Telecommuting, could it decrease unemployment for the disabled?

There are several reasons why so many people with disabilities are unemployed.  One of the possible barriers for many disabled people when it comes to employment is transportation.  Taking the bus is not always an option, and even in those cities that offer a transporting system for people with disabilities, using those networks is more often than not very difficult.  Others may have health issues that prohibit them from working in an office environment.  For many, working from home is a perfectly viable option.  Thanks to technology, more and more opportunities to work from home are available.

Of course, as is always the case with great ideas, you have to be careful not to fall for scams.  There are many seemingly legitimate businesses that say they will pay good money to give you a job working from home, but how do you know which options are based on truth?  There are a few reputable places where you can find free scam reviews.  Is working from home right for you?  There are many pros and cons to telecommuting, and you have to weigh them honestly with yourself and any potential employer.  So when thinking about working from home, though it may sound easy, reasonable and workable, you not only have to look at the legitimacy of a company offering this opportunity, but also your own personal situation.  For more great articles about working from home and other disability employment-related information, check out www.esight.org.

What do you think?  Would working at home really be a solution for you or someone you know who may be disabled and unemployed?  Feel free to leave your comments below, this would be a very worthwhile discussion!

 

The Social Divide

With all of the talk about social media everywhere, including this blog, sometimes even those of us with disabilities forget to consider who may be left out.  Yes there are various tools that make it easier and in some cases possible for the disabled to use specific social networks, but have we covered everyone and all barriers encountered?  Are we at risk of alienating some people, keeping them from accessing the information out there?  The definition of a disability is very broad, encompassing so many factors.  It is difficult for developers of network tools to be sure that absolutely everyone can use them and get to the informational content that is available on the internet.

Here are a few examples of some disabilities and the types of content that is virtually inaccessible to them.

·        If you are hearing impaired, you cannot access the majority of podcast materials.  There are few podcasts that are also offered in full text transcription, or in other ways accessible to the deaf.  I myself listen to a variety of podcasts, but the information and entertainment I get from them is not available to those who are unable to hear.

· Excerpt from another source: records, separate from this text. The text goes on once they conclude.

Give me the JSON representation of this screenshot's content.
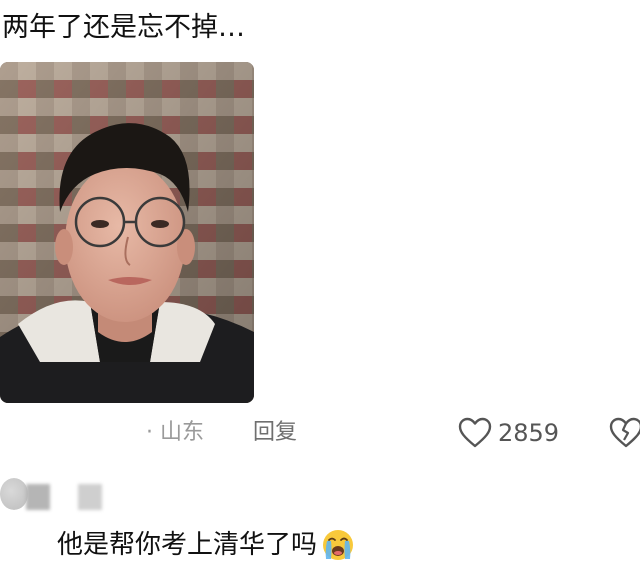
{
  "post": {
    "text": "两年了还是忘不掉…"
  },
  "comment_meta": {
    "location": "· 山东",
    "reply_label": "回复",
    "like_count": "2859",
    "like_icon": "heart-outline-icon",
    "dislike_icon": "broken-heart-icon"
  },
  "reply": {
    "text": "他是帮你考上清华了吗",
    "emoji": "loudly-crying-face"
  },
  "colors": {
    "text_primary": "#111111",
    "text_secondary": "#9a9a9a",
    "background": "#ffffff"
  }
}
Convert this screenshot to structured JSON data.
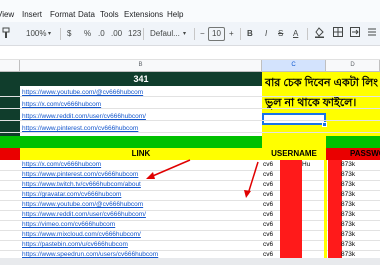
{
  "menu": {
    "items": [
      "View",
      "Insert",
      "Format",
      "Data",
      "Tools",
      "Extensions",
      "Help"
    ]
  },
  "toolbar": {
    "zoom": "100%",
    "currency": "$",
    "percent": "%",
    "dec_decrease": ".0",
    "dec_increase": ".00",
    "number_format": "123",
    "font": "Defaul...",
    "font_size": "10",
    "minus": "−",
    "plus": "+"
  },
  "columns": {
    "b": "B",
    "c": "C",
    "d": "D"
  },
  "top": {
    "count": "341",
    "links": [
      "https://www.youtube.com/@cv666hubcom",
      "https://x.com/cv666hubcom",
      "https://www.reddit.com/user/cv666hubcom/",
      "https://www.pinterest.com/cv666hubcom"
    ],
    "bengali_line1": "বার চেক দিবেন একটা লিং",
    "bengali_line2": "ভুল না থাকে ফাইলে।"
  },
  "table": {
    "headers": {
      "link": "LINK",
      "username": "USERNAME",
      "password": "PASSWO"
    },
    "rows": [
      {
        "link": "https://x.com/cv666hubcom",
        "user": "cv6",
        "pw": "873k"
      },
      {
        "link": "https://www.pinterest.com/cv666hubcom",
        "user": "cv6",
        "pw": "873k"
      },
      {
        "link": "https://www.twitch.tv/cv666hubcom/about",
        "user": "cv6",
        "pw": "873k"
      },
      {
        "link": "https://gravatar.com/cv666hubcom",
        "user": "cv6",
        "pw": "873k"
      },
      {
        "link": "https://www.youtube.com/@cv666hubcom",
        "user": "cv6",
        "pw": "873k"
      },
      {
        "link": "https://www.reddit.com/user/cv666hubcom/",
        "user": "cv6",
        "pw": "873k"
      },
      {
        "link": "https://vimeo.com/cv666hubcom",
        "user": "cv6",
        "pw": "873k"
      },
      {
        "link": "https://www.mixcloud.com/cv666hubcom/",
        "user": "cv6",
        "pw": "873k"
      },
      {
        "link": "https://pastebin.com/u/cv666hubcom",
        "user": "cv6",
        "pw": "873k"
      },
      {
        "link": "https://www.speedrun.com/users/cv666hubcom",
        "user": "cv6",
        "pw": "873k"
      }
    ],
    "partial_user": "Hu"
  },
  "colors": {
    "dark_green": "#103d2c",
    "yellow": "#ffff00",
    "red": "#ea0000",
    "link_blue": "#1155cc",
    "selection_blue": "#1a73e8"
  },
  "icons": [
    "paint-format-icon",
    "bold-icon",
    "italic-icon",
    "strikethrough-icon",
    "text-color-icon",
    "undo-icon",
    "chevron-down-icon",
    "red-arrow-annotation"
  ]
}
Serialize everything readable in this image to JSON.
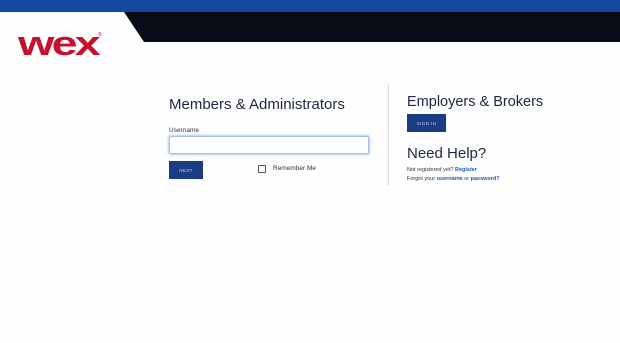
{
  "brand": {
    "logo_text": "wex",
    "primary_color": "#14479d",
    "dark_band_color": "#070b16",
    "logo_color": "#c8102e",
    "button_color": "#1a3e86",
    "link_color": "#1a5bb8"
  },
  "members": {
    "title": "Members & Administrators",
    "username_label": "Username",
    "username_value": "",
    "next_label": "NEXT",
    "remember_label": "Remember Me",
    "remember_checked": false
  },
  "employers": {
    "title": "Employers & Brokers",
    "signin_label": "SIGN IN"
  },
  "help": {
    "title": "Need Help?",
    "not_registered_text": "Not registered yet?",
    "register_link": "Register",
    "forgot_text": "Forgot your",
    "username_link": "username",
    "or_text": "or",
    "password_link": "password?"
  }
}
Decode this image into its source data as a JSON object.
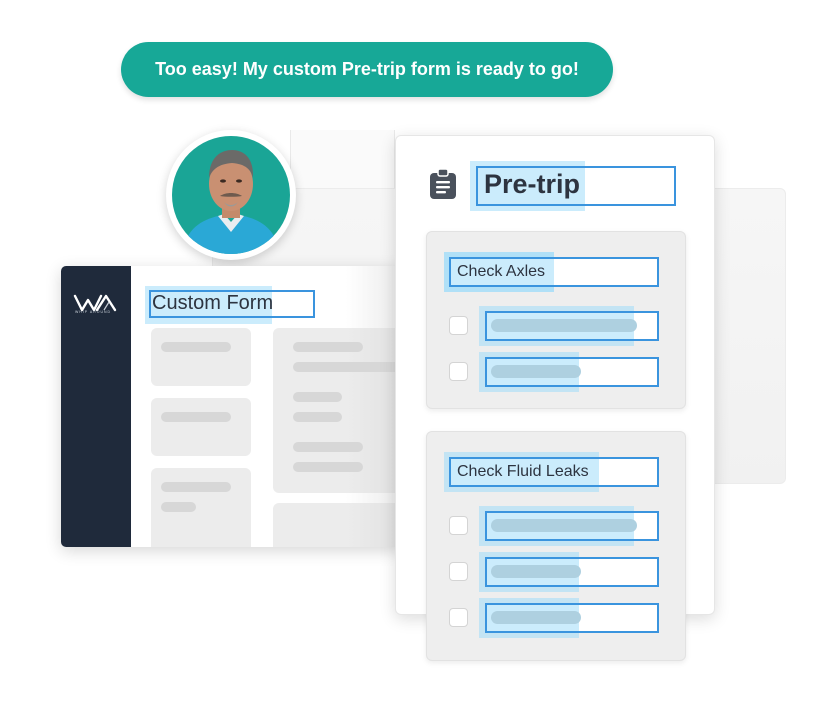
{
  "bubble": {
    "text": "Too easy! My custom Pre-trip form is ready to go!",
    "color": "#17a897"
  },
  "avatar": {
    "description": "user-photo",
    "background": "#1aa596"
  },
  "app": {
    "logo_sub": "WHIP AROUND",
    "title_field_value": "Custom Form",
    "sidebar_color": "#1f2a3b"
  },
  "pretrip": {
    "icon": "clipboard-icon",
    "title": "Pre-trip",
    "sections": [
      {
        "title": "Check Axles",
        "items": [
          {
            "checked": false
          },
          {
            "checked": false
          }
        ]
      },
      {
        "title": "Check Fluid Leaks",
        "items": [
          {
            "checked": false
          },
          {
            "checked": false
          },
          {
            "checked": false
          }
        ]
      }
    ]
  },
  "colors": {
    "selection_highlight": "#c9ecfb",
    "field_border": "#3a94de",
    "placeholder_bar": "#aed0e0"
  }
}
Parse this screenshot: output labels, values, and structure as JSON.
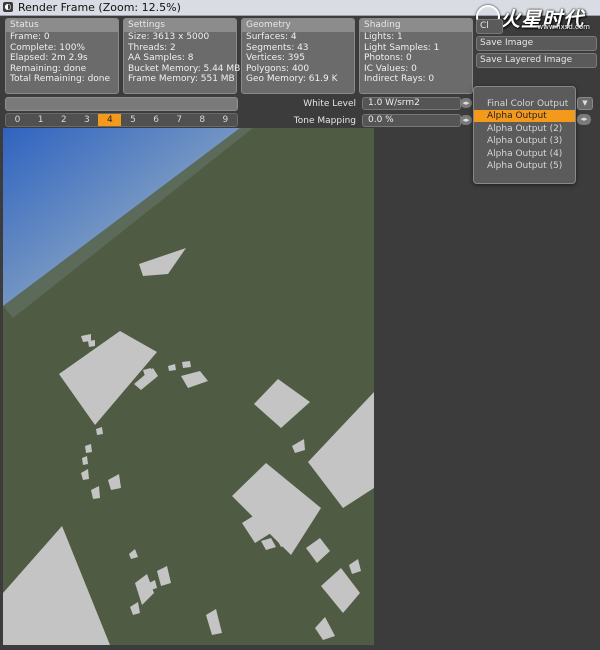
{
  "window": {
    "title": "Render Frame (Zoom: 12.5%)",
    "watermark_text": "火星时代",
    "watermark_url": "www.hxsd.com"
  },
  "panels": {
    "status": {
      "header": "Status",
      "lines": [
        "Frame: 0",
        "Complete: 100%",
        "Elapsed: 2m 2.9s",
        "Remaining: done",
        "Total Remaining: done"
      ]
    },
    "settings": {
      "header": "Settings",
      "lines": [
        "Size: 3613 x 5000",
        "Threads: 2",
        "AA Samples: 8",
        "Bucket Memory: 5.44 MB",
        "Frame Memory: 551 MB"
      ]
    },
    "geometry": {
      "header": "Geometry",
      "lines": [
        "Surfaces: 4",
        "Segments: 43",
        "Vertices: 395",
        "Polygons: 400",
        "Geo Memory: 61.9 K"
      ]
    },
    "shading": {
      "header": "Shading",
      "lines": [
        "Lights: 1",
        "Light Samples: 1",
        "Photons: 0",
        "IC Values: 0",
        "Indirect Rays: 0"
      ]
    }
  },
  "buttons": {
    "clear_partial": "Cl",
    "save_image": "Save Image",
    "save_layered": "Save Layered Image"
  },
  "progress": {
    "fraction": 1.0
  },
  "frames": {
    "items": [
      "0",
      "1",
      "2",
      "3",
      "4",
      "5",
      "6",
      "7",
      "8",
      "9"
    ],
    "active_index": 4
  },
  "controls": {
    "white_level_label": "White Level",
    "white_level_value": "1.0 W/srm2",
    "tone_mapping_label": "Tone Mapping",
    "tone_mapping_value": "0.0 %"
  },
  "output_menu": {
    "selected": "Alpha Output",
    "options": [
      "Final Color Output",
      "Alpha Output",
      "Alpha Output (2)",
      "Alpha Output (3)",
      "Alpha Output (4)",
      "Alpha Output (5)"
    ]
  },
  "colors": {
    "accent": "#f39a1d",
    "sky_top": "#3b6fc6",
    "ground": "#4f5b43",
    "shapes": "#c4c4c4",
    "background": "#3c3c3c"
  }
}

·        Persons who are visually impaired and need to enlarge text on a page find that many of the social networking sites do not allow for increasing font size.  The background color schemes can make the content impossible to read.

·        People with Dyslexia struggle with the busy graphic schemes presented and in many cases, the colors or other details of the page are in a state of constant change.

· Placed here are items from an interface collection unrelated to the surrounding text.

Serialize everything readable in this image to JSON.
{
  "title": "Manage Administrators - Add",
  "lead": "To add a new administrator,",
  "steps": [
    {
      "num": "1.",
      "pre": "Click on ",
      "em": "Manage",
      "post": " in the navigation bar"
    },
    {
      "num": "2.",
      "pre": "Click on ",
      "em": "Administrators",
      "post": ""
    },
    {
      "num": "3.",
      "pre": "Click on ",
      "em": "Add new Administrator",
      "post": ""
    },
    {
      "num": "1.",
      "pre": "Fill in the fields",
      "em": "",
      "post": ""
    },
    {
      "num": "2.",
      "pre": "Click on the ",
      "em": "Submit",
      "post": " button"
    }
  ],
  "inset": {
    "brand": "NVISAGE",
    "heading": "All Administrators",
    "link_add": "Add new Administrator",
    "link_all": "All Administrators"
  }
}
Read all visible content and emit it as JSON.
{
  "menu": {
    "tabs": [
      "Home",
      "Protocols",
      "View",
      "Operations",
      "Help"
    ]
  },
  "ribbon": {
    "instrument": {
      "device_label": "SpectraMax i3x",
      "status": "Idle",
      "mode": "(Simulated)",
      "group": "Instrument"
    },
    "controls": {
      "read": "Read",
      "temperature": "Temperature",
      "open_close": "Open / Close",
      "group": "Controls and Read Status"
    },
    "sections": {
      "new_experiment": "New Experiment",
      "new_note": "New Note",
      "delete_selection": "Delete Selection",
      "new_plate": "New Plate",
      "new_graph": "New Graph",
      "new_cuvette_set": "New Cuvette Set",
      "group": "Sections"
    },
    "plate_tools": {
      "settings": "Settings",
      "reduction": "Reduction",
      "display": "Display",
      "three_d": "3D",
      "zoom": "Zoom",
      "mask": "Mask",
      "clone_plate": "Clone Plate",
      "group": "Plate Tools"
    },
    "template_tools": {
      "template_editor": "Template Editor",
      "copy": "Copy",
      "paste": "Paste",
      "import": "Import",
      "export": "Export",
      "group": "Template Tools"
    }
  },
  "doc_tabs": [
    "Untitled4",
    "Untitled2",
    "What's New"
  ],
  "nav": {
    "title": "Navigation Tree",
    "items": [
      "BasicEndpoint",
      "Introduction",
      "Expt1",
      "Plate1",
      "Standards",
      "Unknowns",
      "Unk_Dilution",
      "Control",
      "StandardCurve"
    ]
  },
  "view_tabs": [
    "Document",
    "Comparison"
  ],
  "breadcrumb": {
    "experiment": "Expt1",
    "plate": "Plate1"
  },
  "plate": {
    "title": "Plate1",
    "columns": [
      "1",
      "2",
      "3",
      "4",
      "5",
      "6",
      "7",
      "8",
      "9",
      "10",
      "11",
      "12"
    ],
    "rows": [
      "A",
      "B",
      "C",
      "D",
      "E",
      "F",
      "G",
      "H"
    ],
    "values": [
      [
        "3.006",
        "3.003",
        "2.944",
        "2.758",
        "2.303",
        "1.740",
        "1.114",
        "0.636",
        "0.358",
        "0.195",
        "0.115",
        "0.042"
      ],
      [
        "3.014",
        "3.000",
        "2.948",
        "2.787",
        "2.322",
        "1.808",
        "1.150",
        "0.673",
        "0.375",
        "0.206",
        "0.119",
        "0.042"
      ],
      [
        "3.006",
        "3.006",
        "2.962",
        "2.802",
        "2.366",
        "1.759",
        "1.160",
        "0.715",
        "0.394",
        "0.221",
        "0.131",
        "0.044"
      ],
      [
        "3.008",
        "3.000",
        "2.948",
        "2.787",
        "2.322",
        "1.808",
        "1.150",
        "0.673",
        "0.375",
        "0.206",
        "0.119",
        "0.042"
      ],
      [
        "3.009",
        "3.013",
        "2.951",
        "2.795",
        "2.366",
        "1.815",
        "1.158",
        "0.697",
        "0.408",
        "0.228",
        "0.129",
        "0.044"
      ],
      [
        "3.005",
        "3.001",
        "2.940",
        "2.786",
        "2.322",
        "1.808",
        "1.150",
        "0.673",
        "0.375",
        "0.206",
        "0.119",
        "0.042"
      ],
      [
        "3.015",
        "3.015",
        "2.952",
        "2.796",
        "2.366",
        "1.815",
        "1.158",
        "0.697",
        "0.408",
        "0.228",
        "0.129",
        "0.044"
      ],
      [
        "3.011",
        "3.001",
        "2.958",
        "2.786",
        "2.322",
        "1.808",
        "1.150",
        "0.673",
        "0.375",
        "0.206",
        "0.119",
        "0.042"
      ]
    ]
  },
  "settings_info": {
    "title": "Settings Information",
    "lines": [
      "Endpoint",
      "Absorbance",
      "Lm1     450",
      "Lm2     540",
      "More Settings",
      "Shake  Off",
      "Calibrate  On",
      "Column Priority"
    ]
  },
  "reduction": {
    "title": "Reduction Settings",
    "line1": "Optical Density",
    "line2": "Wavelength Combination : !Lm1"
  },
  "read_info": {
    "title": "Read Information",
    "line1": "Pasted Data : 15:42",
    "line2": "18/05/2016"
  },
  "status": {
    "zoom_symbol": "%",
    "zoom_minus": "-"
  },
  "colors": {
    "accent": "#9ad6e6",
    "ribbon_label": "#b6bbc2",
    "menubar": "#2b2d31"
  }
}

·        Someone who is unable to use a mouse due to a motor disability is locked out of participating in many of the applications and features of any given social networking site.

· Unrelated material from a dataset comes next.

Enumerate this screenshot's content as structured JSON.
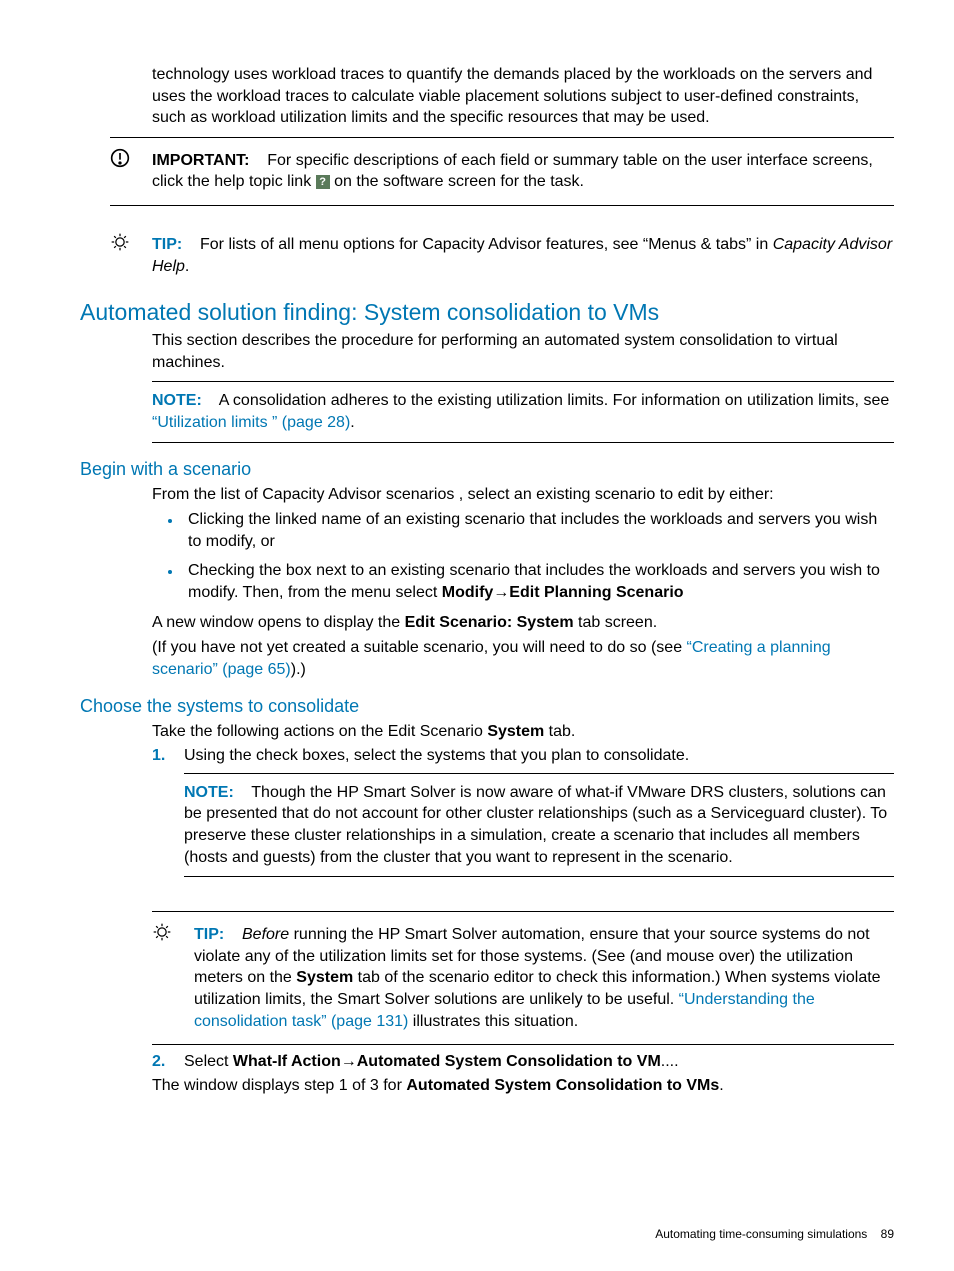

These are just a few examples, not to mention people that do not have access to the internet at all.  If you are only using social networking to market, you are leaving out those who are unable to get on the internet for whatever reason.  All of that said, we really are moving forward.  More and more ways to access this information are developed every day.  Even with its pitfalls, social networking has opened many doors for people, including those who happened to have a disability.  We simply have to try and consider all possibilities as we embrace this ever-changing world of social media.